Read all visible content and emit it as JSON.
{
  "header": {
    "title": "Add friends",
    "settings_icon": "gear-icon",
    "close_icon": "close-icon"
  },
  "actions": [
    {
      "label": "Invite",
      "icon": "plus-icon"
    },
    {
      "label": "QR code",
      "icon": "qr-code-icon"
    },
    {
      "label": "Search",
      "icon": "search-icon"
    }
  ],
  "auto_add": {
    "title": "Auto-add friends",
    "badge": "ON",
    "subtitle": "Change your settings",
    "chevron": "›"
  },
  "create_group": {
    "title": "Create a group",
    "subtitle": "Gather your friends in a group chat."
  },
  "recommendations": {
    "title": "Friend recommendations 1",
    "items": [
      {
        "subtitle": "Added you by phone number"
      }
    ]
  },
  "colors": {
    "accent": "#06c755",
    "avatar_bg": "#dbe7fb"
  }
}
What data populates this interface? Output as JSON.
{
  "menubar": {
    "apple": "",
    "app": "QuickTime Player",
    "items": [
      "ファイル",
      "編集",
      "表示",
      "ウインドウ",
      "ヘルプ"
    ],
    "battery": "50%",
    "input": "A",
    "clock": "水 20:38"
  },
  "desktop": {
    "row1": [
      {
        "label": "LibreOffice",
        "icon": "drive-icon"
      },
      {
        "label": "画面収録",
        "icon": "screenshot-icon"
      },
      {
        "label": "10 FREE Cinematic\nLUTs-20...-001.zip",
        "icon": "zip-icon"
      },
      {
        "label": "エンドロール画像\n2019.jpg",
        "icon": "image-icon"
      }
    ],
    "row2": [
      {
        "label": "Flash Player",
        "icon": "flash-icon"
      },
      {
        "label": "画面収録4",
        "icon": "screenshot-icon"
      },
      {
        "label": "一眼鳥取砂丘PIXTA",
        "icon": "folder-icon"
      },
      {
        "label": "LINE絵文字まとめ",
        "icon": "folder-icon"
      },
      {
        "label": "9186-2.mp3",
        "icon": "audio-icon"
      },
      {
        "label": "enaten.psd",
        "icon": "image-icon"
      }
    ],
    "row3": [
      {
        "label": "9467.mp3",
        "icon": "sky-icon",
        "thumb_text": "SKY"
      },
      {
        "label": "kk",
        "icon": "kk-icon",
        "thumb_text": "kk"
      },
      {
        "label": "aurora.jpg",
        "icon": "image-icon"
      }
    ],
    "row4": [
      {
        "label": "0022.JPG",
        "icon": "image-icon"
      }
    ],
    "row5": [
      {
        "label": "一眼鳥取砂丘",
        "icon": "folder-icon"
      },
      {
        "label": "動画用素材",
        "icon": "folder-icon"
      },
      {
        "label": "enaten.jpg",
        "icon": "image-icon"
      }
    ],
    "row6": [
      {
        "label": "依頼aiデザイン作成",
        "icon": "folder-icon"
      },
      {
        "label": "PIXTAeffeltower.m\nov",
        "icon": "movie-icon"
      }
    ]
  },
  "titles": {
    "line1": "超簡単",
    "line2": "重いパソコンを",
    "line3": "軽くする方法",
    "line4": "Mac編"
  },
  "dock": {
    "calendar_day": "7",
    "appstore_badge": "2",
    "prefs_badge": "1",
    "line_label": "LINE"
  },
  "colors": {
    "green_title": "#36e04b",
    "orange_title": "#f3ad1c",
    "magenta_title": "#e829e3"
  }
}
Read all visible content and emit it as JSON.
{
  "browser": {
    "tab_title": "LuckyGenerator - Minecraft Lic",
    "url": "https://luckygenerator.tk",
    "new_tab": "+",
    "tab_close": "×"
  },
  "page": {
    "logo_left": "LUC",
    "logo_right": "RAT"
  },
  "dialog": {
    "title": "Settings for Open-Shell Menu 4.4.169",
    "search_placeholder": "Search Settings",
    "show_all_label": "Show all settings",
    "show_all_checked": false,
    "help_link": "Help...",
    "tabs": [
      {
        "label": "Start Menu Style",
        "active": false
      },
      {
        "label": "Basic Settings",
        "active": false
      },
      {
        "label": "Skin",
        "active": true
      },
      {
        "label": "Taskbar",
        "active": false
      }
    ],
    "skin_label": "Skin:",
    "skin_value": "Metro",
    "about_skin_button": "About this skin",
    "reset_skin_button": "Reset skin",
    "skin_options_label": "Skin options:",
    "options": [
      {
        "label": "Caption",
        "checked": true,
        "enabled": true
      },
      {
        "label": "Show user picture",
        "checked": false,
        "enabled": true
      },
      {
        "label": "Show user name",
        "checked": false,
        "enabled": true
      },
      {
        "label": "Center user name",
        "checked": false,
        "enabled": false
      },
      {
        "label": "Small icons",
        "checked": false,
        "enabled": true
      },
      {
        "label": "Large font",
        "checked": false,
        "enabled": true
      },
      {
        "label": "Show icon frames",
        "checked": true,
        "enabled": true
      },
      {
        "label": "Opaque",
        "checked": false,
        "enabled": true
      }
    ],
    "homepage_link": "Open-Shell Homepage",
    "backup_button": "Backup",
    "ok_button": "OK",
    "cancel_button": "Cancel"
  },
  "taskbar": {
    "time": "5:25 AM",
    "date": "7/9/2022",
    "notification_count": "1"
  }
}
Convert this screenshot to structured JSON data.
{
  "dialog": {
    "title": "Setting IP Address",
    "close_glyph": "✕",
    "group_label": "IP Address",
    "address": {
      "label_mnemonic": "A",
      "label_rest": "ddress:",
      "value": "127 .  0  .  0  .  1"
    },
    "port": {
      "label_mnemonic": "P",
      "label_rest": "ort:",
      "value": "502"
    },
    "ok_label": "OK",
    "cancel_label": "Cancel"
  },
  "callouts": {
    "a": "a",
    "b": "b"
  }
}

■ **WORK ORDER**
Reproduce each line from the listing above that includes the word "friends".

■ **RESPONSE TO THE EXERCISE**
    "title": "Add friends",
    "title": "Auto-add friends",
    "subtitle": "Gather your friends in a group chat."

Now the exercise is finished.